The two main Catalan parties â including Mr. Puigdemontâs Catalan European Democratic Party â said on Monday they would run in the elections, which are scheduled for Dec. 21, although perhaps no longer as part of the coalition that won the most parliamentary seats in 2015.
GermÃ Bel, a separatist Catalan lawmaker, said Mr. Puigdemontâs possible hopes of running a government from exile was âsymbolic.â
âI donât know of anyone whoâs run a government from overseas,â he said. âEven Charles de Gaulle didnât run a government from overseas.â
But he argued that it would be hard for Mr. Rajoyâs government to maintain control over Catalonia for an extended period.
The decision by pro-independence parties to take part in the December elections meant that they âat least implicitlyâ accept they are still part of Spain â no small concession.
âThis election has been called by the Spanish government under Spanish law â and it will be an election run within the state,â Mr. Bel said.
With the emergency measures taken over the weekend, Mr. Rajoy opted not to appoint a caretaker leader of Catalonia.
Instead, the countryâs deputy prime minister, Soraya SÃ¡enz de SantamarÃa, took over the management of the Catalan administration from Madrid, and dispatched a senior central government official to Barcelona on Monday.
Juan Ignacio Zoido, the Spanish interior minister, said on Monday that the takeover of the Catalan police force, known as the Mossos, had gone smoothly. He fired the Mossos police chief, Josep LluÃs Trapero, over the weekend and appointed the deputy leader of the force, Ferran LÃ³pez, to the post.
Under the emergency measures allowed by Article 155 of the Spanish Constitution, the provision invoked by Mr. Rajoy to take control of Catalonia, the national government could replace the 17,000 officers of the Mossos with Spanish police officers.
But Mr. Zoido said that âat no point did we consider eliminating the Mossos police corps.â
Mr. Zoido called on separatist leaders to remove their personal belongings from their offices on Monday and to leave, focusing solely on preparing for the December elections, as candidates.
At least one member of Mr. Puigdemontâs ousted cabinet, Josep Rull, defiantly went to work Monday morning, after the regionâs president sent a message over the weekend urging Catalans to peacefully oppose Madridâs takeover and the removal of a democratically elected regional government.
After spending one hour in his office, Mr. Rull, the Catalan minister for planning and sustainability, left in a waiting car, but without his police detail, telling reporters that he had not removed his belongings from his office.
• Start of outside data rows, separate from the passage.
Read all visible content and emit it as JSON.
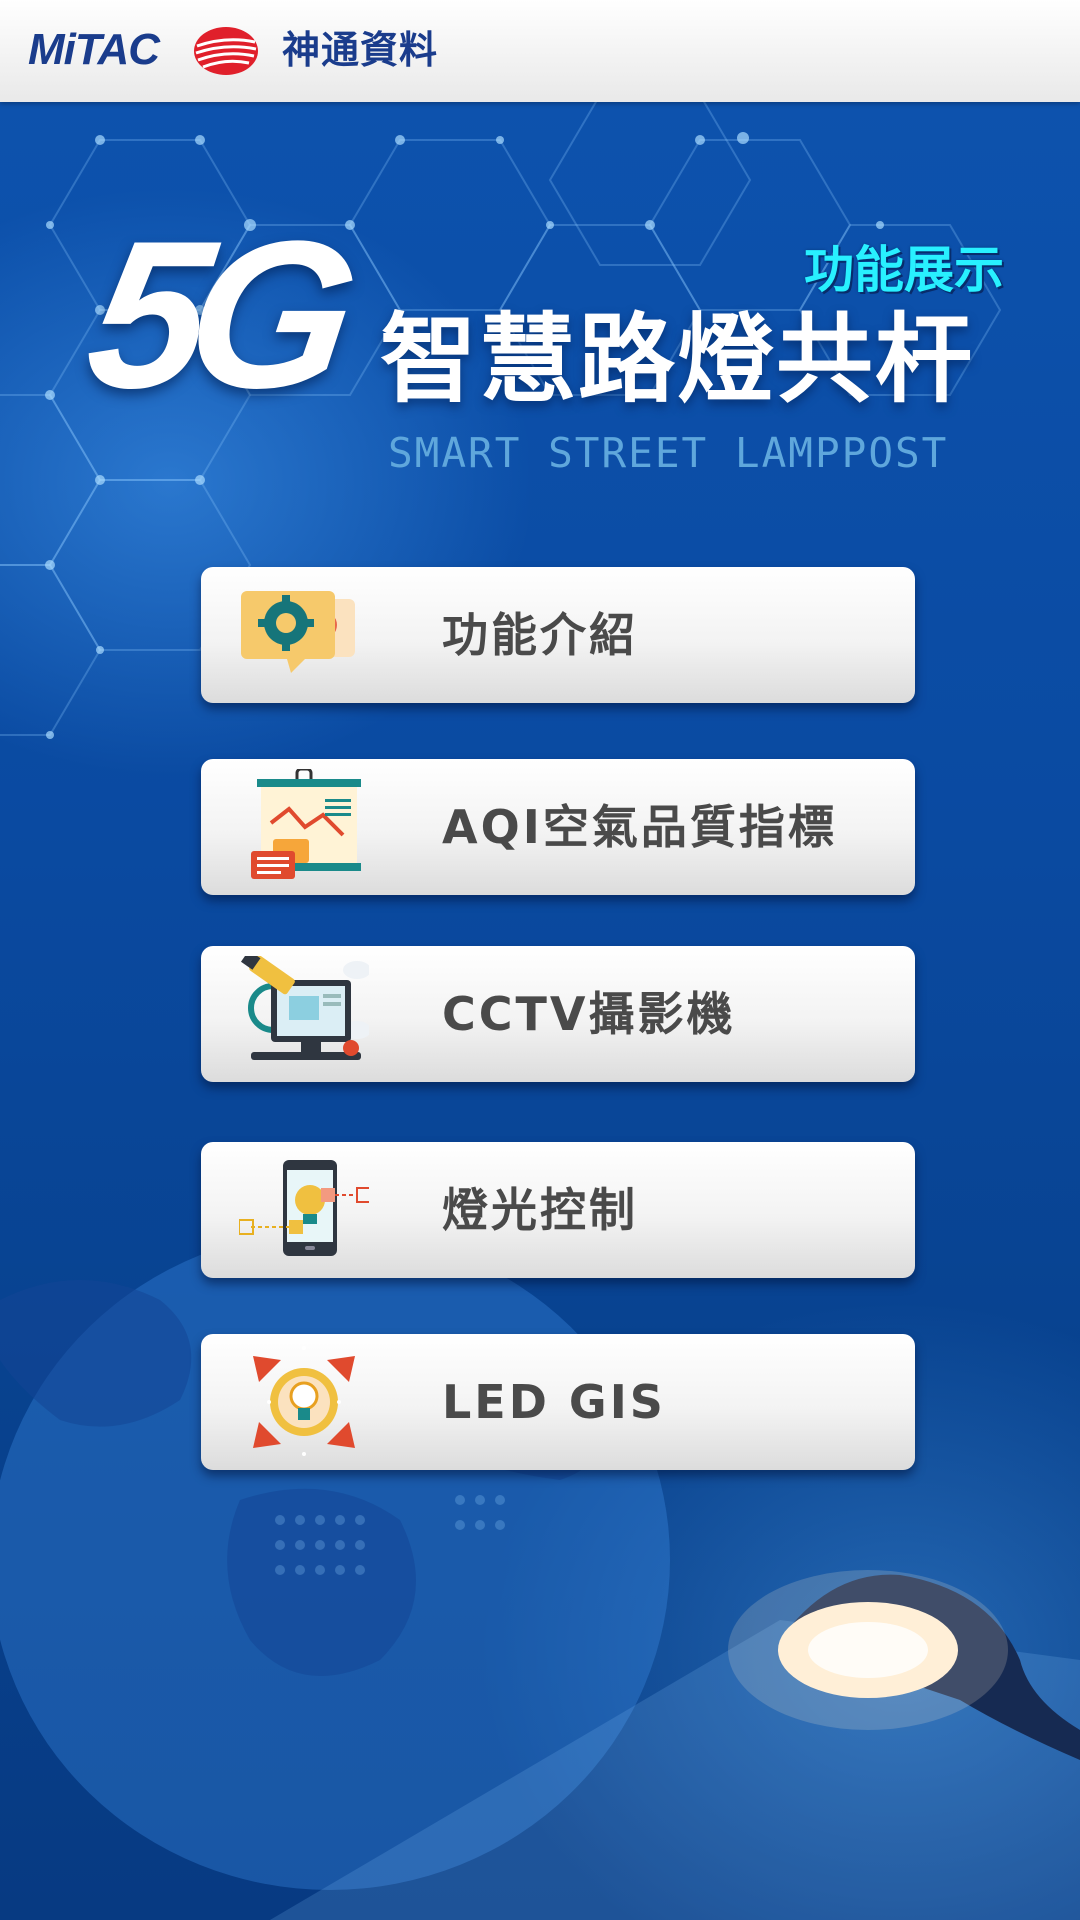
{
  "header": {
    "brand_en": "MiTAC",
    "brand_zh": "神通資料",
    "logo_icon": "mitac-globe-logo-icon"
  },
  "hero": {
    "title_5g": "5G",
    "feature_tag": "功能展示",
    "title_zh": "智慧路燈共杆",
    "title_en": "SMART STREET LAMPPOST"
  },
  "menu": {
    "items": [
      {
        "label": "功能介紹",
        "icon": "gear-chat-icon"
      },
      {
        "label": "AQI空氣品質指標",
        "icon": "chart-board-icon"
      },
      {
        "label": "CCTV攝影機",
        "icon": "cctv-monitor-icon"
      },
      {
        "label": "燈光控制",
        "icon": "phone-bulb-icon"
      },
      {
        "label": "LED GIS",
        "icon": "bulb-arrows-icon"
      }
    ]
  },
  "colors": {
    "background": "#0b4ea6",
    "header_text": "#1a3c8c",
    "accent_cyan": "#28f0ff",
    "button_text": "#4a4a4a",
    "logo_red": "#e0202b"
  }
}
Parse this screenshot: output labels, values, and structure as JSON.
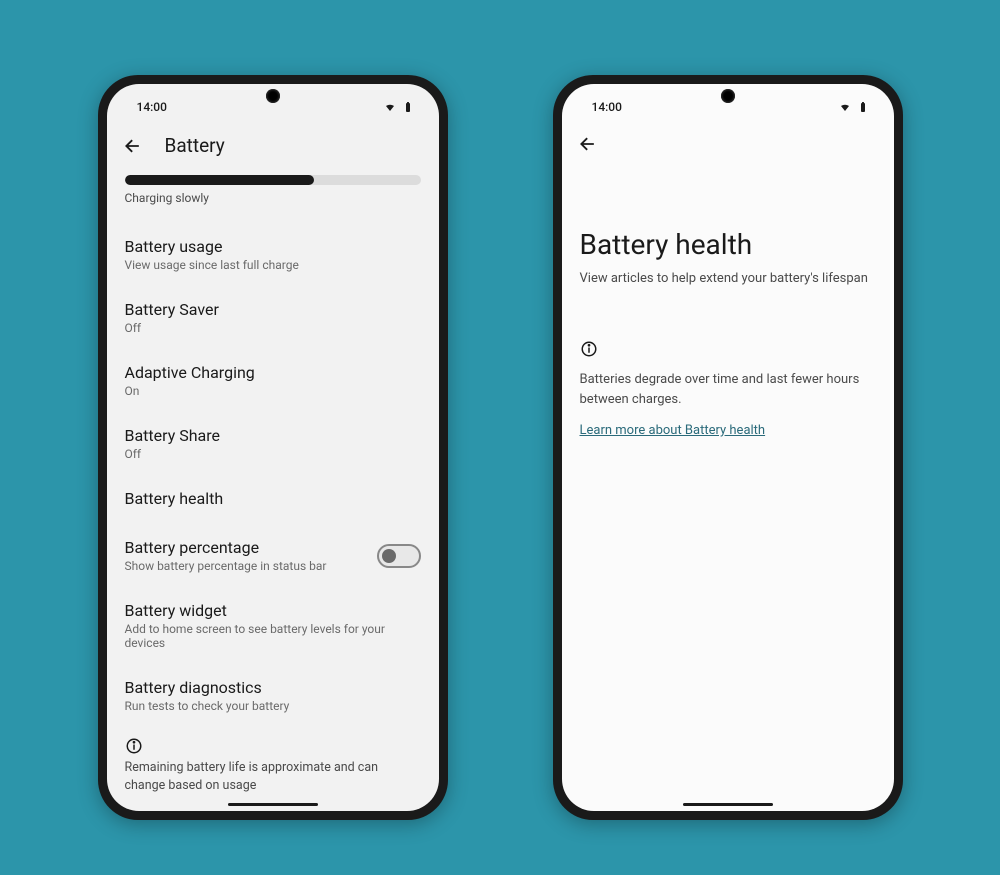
{
  "status": {
    "time": "14:00"
  },
  "left": {
    "title": "Battery",
    "charging": "Charging slowly",
    "progress_pct": 64,
    "items": {
      "usage": {
        "title": "Battery usage",
        "sub": "View usage since last full charge"
      },
      "saver": {
        "title": "Battery Saver",
        "sub": "Off"
      },
      "adaptive": {
        "title": "Adaptive Charging",
        "sub": "On"
      },
      "share": {
        "title": "Battery Share",
        "sub": "Off"
      },
      "health": {
        "title": "Battery health"
      },
      "percentage": {
        "title": "Battery percentage",
        "sub": "Show battery percentage in status bar"
      },
      "widget": {
        "title": "Battery widget",
        "sub": "Add to home screen to see battery levels for your devices"
      },
      "diagnostics": {
        "title": "Battery diagnostics",
        "sub": "Run tests to check your battery"
      }
    },
    "footnote": "Remaining battery life is approximate and can change based on usage"
  },
  "right": {
    "title": "Battery health",
    "subtitle": "View articles to help extend your battery's lifespan",
    "info": "Batteries degrade over time and last fewer hours between charges.",
    "link": "Learn more about Battery health"
  }
}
âToday I came to my office to carry out the work that the Catalan people entrusted to us,â he said. âAnd now I will continue, normally, with my agenda.â
The possibility that separatist leaders might be charged with rebellion has prompted a major dispute among Spanish lawyers.
Diego LÃ³pez Garrido, who drafted changes to the Spanish legal code relating to rebellion, told Antena 3 that âin my judgment, there is no crime of rebellion because no violence has been produced.â